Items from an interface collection

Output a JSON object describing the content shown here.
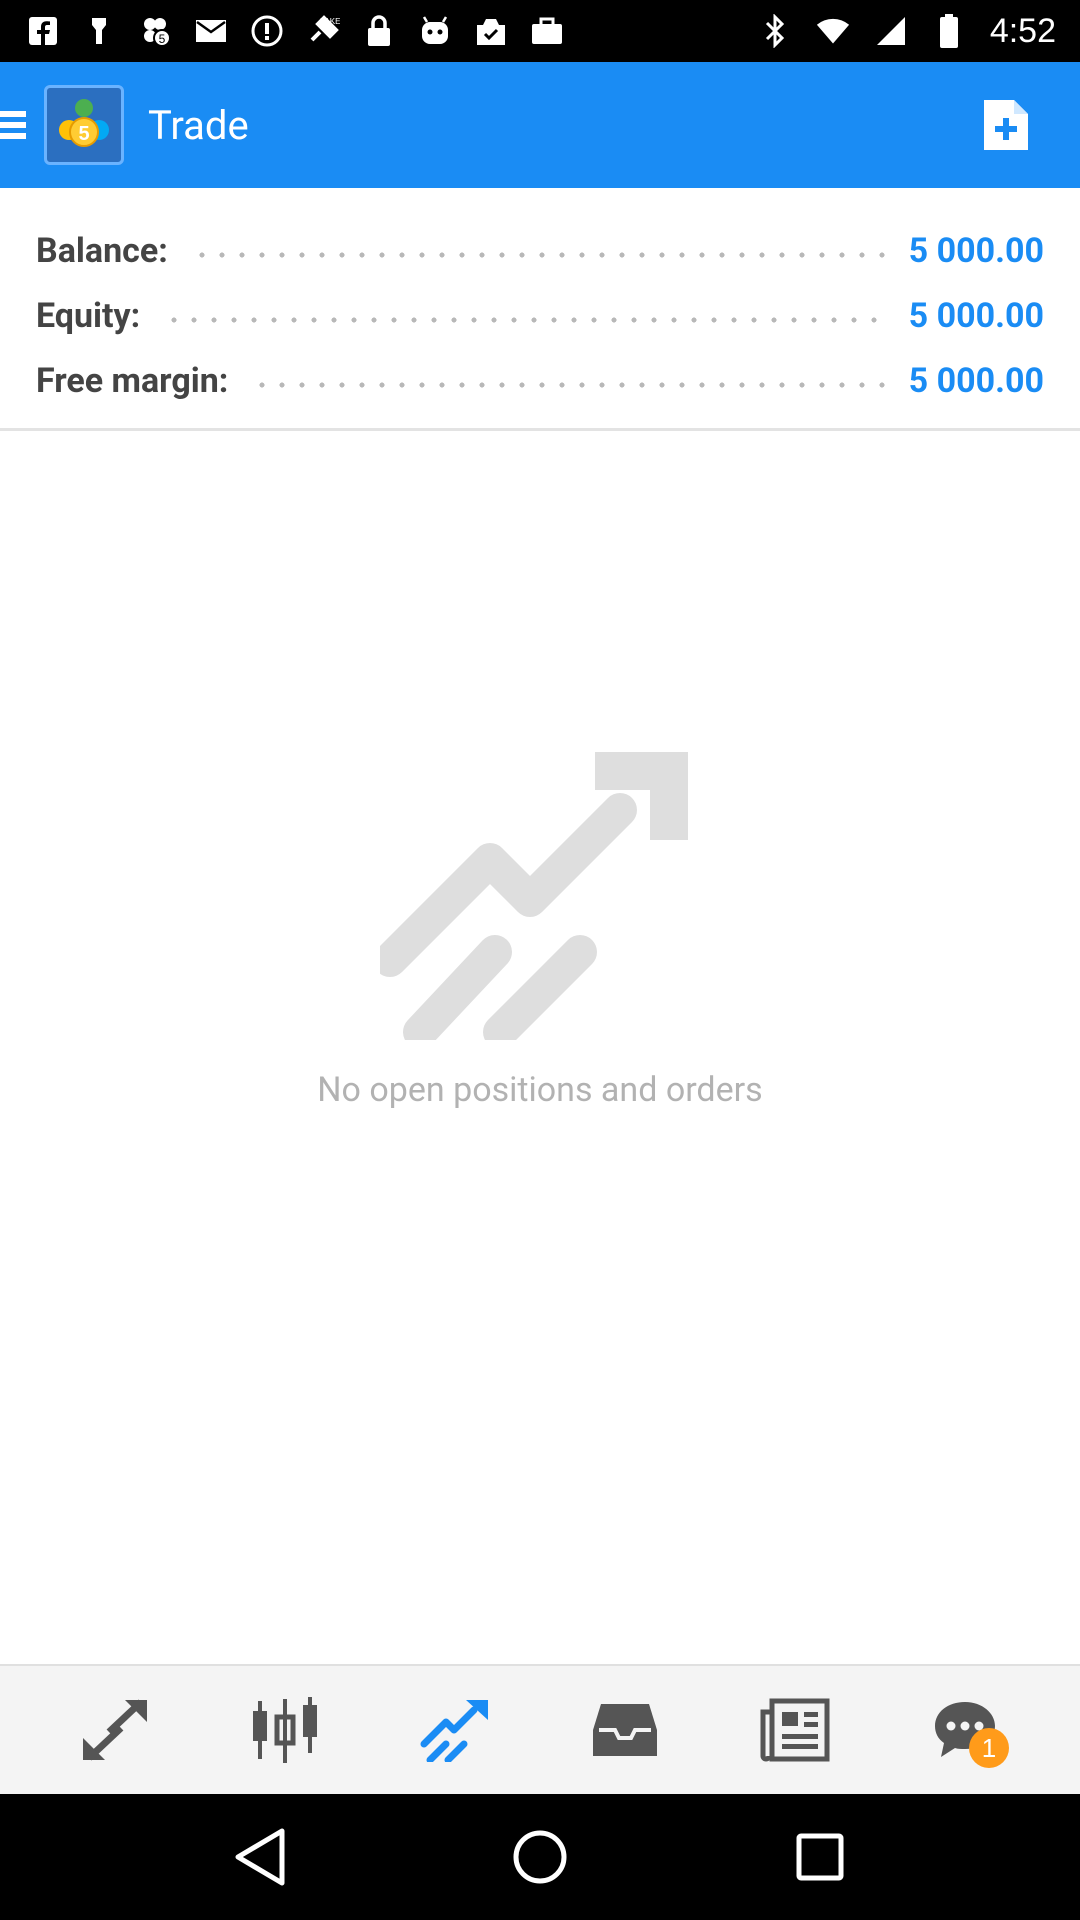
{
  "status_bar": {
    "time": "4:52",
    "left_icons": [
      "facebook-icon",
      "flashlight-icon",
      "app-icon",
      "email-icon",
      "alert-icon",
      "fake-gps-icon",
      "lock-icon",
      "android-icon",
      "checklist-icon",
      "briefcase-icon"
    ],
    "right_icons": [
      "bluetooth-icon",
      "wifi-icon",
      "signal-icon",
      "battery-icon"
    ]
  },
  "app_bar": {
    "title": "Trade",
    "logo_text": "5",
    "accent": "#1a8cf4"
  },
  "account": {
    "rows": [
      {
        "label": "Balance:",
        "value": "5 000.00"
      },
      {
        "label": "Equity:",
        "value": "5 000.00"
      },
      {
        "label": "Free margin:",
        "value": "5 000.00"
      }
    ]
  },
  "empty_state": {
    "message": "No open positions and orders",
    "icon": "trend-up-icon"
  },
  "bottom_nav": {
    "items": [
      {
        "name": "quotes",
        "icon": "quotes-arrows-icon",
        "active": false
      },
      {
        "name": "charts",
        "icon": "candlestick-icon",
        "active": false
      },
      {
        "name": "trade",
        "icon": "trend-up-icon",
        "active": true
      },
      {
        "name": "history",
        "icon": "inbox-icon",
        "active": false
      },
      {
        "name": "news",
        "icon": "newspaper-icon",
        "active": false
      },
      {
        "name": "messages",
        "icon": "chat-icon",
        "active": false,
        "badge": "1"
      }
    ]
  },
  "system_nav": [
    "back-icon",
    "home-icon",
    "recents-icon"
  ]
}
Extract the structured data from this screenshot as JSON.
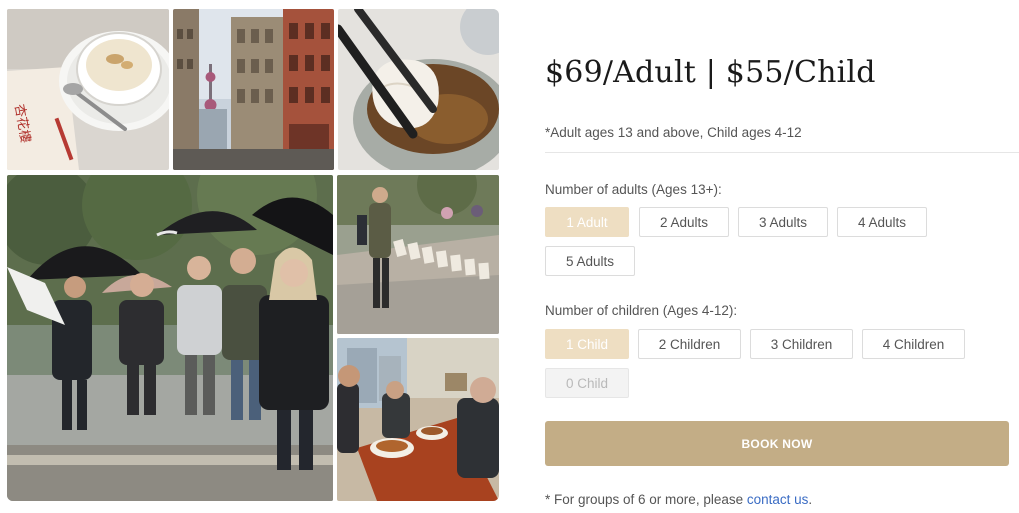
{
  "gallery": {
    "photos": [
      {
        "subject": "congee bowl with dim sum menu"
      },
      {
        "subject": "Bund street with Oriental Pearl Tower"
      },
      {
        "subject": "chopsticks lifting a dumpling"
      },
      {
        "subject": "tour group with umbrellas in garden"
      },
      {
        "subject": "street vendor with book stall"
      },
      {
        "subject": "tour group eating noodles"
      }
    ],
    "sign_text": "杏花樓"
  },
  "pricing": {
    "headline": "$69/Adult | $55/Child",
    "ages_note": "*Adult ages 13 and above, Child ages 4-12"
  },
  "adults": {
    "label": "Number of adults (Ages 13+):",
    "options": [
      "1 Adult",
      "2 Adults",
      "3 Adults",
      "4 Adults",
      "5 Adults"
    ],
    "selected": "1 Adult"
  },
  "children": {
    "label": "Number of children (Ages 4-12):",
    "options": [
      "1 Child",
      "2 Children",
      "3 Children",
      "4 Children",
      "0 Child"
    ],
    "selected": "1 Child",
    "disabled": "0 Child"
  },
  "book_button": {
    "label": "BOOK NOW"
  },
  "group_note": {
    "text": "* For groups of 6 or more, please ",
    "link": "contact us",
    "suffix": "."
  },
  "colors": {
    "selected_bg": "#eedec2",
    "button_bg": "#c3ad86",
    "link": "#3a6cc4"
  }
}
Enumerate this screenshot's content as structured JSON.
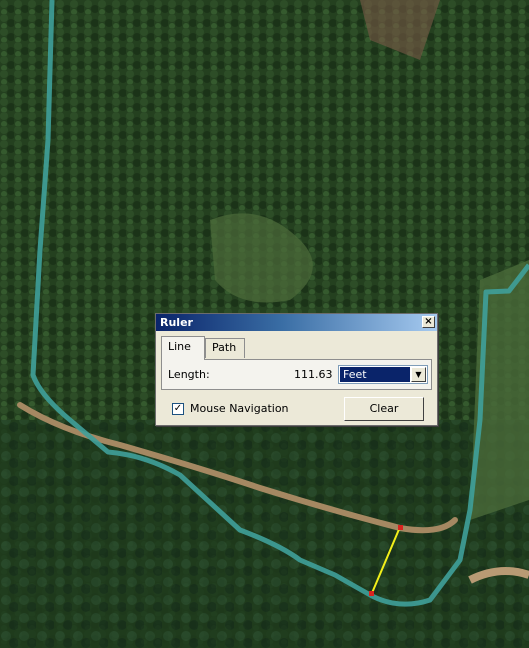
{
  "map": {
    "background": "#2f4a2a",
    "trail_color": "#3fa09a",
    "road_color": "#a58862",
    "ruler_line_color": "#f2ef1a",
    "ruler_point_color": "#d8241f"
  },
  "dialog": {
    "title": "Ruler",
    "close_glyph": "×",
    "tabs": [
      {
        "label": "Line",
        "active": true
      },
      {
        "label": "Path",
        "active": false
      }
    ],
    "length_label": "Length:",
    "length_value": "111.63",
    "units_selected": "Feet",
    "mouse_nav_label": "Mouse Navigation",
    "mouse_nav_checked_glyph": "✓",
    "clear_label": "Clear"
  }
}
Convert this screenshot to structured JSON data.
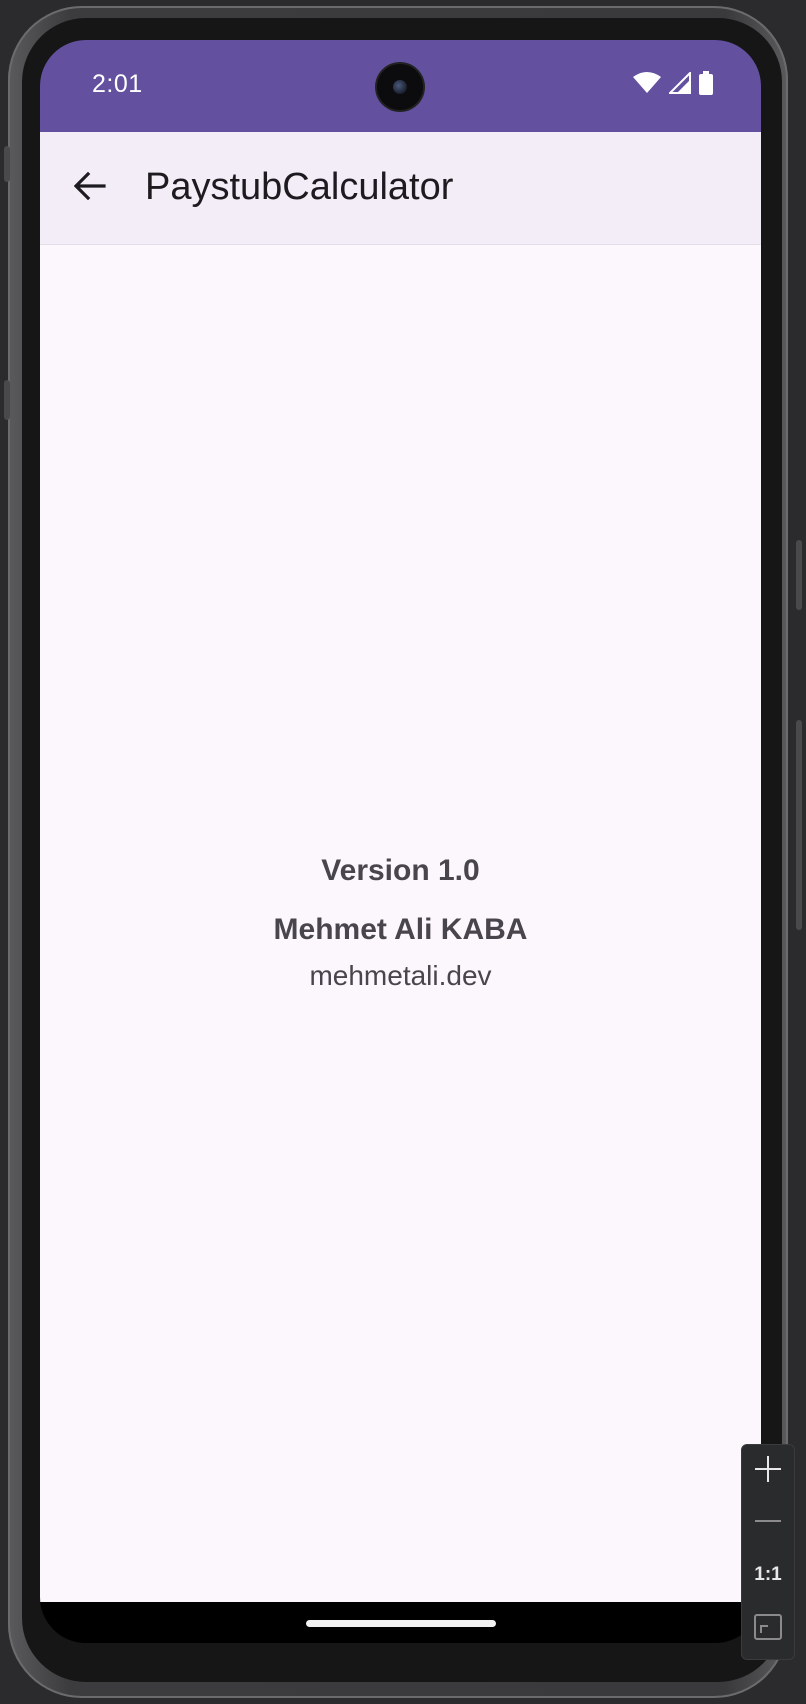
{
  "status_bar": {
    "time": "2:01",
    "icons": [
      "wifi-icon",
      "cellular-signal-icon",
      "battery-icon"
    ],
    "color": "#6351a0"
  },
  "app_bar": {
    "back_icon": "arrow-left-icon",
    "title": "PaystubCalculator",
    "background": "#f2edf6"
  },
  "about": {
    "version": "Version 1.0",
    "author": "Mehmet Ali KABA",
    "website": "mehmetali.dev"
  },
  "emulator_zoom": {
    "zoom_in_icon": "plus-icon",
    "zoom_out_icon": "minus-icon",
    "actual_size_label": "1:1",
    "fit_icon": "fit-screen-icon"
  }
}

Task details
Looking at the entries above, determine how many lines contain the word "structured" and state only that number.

Final answer
3